Exercise description:
The required output is every record, reproduced exactly.

Entries provided:
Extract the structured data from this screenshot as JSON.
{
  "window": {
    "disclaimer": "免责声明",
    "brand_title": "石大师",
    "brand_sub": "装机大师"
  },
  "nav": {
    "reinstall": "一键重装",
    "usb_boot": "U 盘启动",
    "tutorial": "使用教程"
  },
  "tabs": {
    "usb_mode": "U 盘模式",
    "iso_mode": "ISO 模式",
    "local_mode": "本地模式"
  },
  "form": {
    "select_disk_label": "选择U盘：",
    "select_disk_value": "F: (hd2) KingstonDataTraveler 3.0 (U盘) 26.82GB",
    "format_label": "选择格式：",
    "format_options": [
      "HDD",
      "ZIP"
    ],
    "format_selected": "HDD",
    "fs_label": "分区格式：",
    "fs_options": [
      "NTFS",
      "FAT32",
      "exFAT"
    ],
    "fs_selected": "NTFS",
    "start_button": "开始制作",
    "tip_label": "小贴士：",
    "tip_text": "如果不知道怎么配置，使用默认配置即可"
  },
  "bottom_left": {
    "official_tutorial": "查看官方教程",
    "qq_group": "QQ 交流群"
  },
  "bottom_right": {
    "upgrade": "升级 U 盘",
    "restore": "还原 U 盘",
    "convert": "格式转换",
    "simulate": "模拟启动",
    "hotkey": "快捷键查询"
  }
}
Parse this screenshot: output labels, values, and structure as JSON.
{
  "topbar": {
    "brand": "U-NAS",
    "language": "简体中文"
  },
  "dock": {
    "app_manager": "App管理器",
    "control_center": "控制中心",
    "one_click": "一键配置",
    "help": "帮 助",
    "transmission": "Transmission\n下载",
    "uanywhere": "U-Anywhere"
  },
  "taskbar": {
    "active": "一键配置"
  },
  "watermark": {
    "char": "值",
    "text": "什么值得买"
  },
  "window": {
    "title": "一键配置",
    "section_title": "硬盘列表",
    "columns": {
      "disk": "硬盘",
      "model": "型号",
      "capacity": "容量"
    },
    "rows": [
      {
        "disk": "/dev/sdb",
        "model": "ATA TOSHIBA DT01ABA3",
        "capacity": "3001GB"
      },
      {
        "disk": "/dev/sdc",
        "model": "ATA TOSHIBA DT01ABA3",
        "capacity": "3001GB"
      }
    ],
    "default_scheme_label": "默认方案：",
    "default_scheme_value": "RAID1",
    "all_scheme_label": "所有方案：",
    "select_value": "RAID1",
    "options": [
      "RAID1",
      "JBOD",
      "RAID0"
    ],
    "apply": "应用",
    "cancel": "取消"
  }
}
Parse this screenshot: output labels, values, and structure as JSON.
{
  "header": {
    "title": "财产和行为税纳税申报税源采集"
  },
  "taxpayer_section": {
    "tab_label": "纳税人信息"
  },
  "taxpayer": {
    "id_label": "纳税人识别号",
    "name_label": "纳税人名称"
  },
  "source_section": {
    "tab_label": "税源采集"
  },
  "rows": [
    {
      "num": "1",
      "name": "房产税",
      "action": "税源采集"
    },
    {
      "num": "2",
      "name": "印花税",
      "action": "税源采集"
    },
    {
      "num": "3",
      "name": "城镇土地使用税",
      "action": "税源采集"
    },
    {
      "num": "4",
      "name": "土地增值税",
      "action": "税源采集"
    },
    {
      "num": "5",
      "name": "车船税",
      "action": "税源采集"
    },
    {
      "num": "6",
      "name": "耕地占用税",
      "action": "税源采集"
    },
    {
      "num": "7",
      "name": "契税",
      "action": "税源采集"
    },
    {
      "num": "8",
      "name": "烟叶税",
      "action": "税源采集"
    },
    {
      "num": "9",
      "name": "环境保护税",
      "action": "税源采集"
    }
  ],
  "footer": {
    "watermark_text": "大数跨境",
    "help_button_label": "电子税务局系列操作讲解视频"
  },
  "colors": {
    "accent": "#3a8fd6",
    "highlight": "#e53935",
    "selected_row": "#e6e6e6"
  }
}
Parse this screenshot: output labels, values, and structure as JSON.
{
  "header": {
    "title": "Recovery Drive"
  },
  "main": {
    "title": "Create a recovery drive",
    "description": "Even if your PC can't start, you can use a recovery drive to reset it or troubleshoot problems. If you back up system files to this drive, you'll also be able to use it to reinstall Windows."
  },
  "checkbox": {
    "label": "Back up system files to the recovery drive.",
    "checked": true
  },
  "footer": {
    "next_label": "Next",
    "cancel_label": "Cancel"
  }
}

Task result:
Extract the structured data from this screenshot as JSON.
{
  "window": {
    "disclaimer": "免责声明",
    "brand_title": "石大师",
    "brand_sub": "装机大师"
  },
  "nav": {
    "reinstall": "一键重装",
    "usb_boot": "U 盘启动",
    "tutorial": "使用教程"
  },
  "tabs": {
    "usb_mode": "U 盘模式",
    "iso_mode": "ISO 模式",
    "local_mode": "本地模式"
  },
  "form": {
    "select_disk_label": "选择U盘：",
    "select_disk_value": "F: (hd2) KingstonDataTraveler 3.0 (U盘) 26.82GB",
    "format_label": "选择格式：",
    "format_options": [
      "HDD",
      "ZIP"
    ],
    "format_selected": "HDD",
    "fs_label": "分区格式：",
    "fs_options": [
      "NTFS",
      "FAT32",
      "exFAT"
    ],
    "fs_selected": "NTFS",
    "start_button": "开始制作",
    "tip_label": "小贴士：",
    "tip_text": "如果不知道怎么配置，使用默认配置即可"
  },
  "bottom_left": {
    "official_tutorial": "查看官方教程",
    "qq_group": "QQ 交流群"
  },
  "bottom_right": {
    "upgrade": "升级 U 盘",
    "restore": "还原 U 盘",
    "convert": "格式转换",
    "simulate": "模拟启动",
    "hotkey": "快捷键查询"
  }
}
Parse this screenshot: output labels, values, and structure as JSON.
{
  "topbar": {
    "brand": "U-NAS",
    "language": "简体中文"
  },
  "dock": {
    "app_manager": "App管理器",
    "control_center": "控制中心",
    "one_click": "一键配置",
    "help": "帮 助",
    "transmission": "Transmission\n下载",
    "uanywhere": "U-Anywhere"
  },
  "taskbar": {
    "active": "一键配置"
  },
  "watermark": {
    "char": "值",
    "text": "什么值得买"
  },
  "window": {
    "title": "一键配置",
    "section_title": "硬盘列表",
    "columns": {
      "disk": "硬盘",
      "model": "型号",
      "capacity": "容量"
    },
    "rows": [
      {
        "disk": "/dev/sdb",
        "model": "ATA TOSHIBA DT01ABA3",
        "capacity": "3001GB"
      },
      {
        "disk": "/dev/sdc",
        "model": "ATA TOSHIBA DT01ABA3",
        "capacity": "3001GB"
      }
    ],
    "default_scheme_label": "默认方案：",
    "default_scheme_value": "RAID1",
    "all_scheme_label": "所有方案：",
    "select_value": "RAID1",
    "options": [
      "RAID1",
      "JBOD",
      "RAID0"
    ],
    "apply": "应用",
    "cancel": "取消"
  }
}
Parse this screenshot: output labels, values, and structure as JSON.
{
  "header": {
    "title": "财产和行为税纳税申报税源采集"
  },
  "taxpayer_section": {
    "tab_label": "纳税人信息"
  },
  "taxpayer": {
    "id_label": "纳税人识别号",
    "name_label": "纳税人名称"
  },
  "source_section": {
    "tab_label": "税源采集"
  },
  "rows": [
    {
      "num": "1",
      "name": "房产税",
      "action": "税源采集"
    },
    {
      "num": "2",
      "name": "印花税",
      "action": "税源采集"
    },
    {
      "num": "3",
      "name": "城镇土地使用税",
      "action": "税源采集"
    },
    {
      "num": "4",
      "name": "土地增值税",
      "action": "税源采集"
    },
    {
      "num": "5",
      "name": "车船税",
      "action": "税源采集"
    },
    {
      "num": "6",
      "name": "耕地占用税",
      "action": "税源采集"
    },
    {
      "num": "7",
      "name": "契税",
      "action": "税源采集"
    },
    {
      "num": "8",
      "name": "烟叶税",
      "action": "税源采集"
    },
    {
      "num": "9",
      "name": "环境保护税",
      "action": "税源采集"
    }
  ],
  "footer": {
    "watermark_text": "大数跨境",
    "help_button_label": "电子税务局系列操作讲解视频"
  },
  "colors": {
    "accent": "#3a8fd6",
    "highlight": "#e53935",
    "selected_row": "#e6e6e6"
  }
}
Parse this screenshot: output labels, values, and structure as JSON.
{
  "header": {
    "title": "Recovery Drive"
  },
  "main": {
    "title": "Create a recovery drive",
    "description": "Even if your PC can't start, you can use a recovery drive to reset it or troubleshoot problems. If you back up system files to this drive, you'll also be able to use it to reinstall Windows."
  },
  "checkbox": {
    "label": "Back up system files to the recovery drive.",
    "checked": true
  },
  "footer": {
    "next_label": "Next",
    "cancel_label": "Cancel"
  }
}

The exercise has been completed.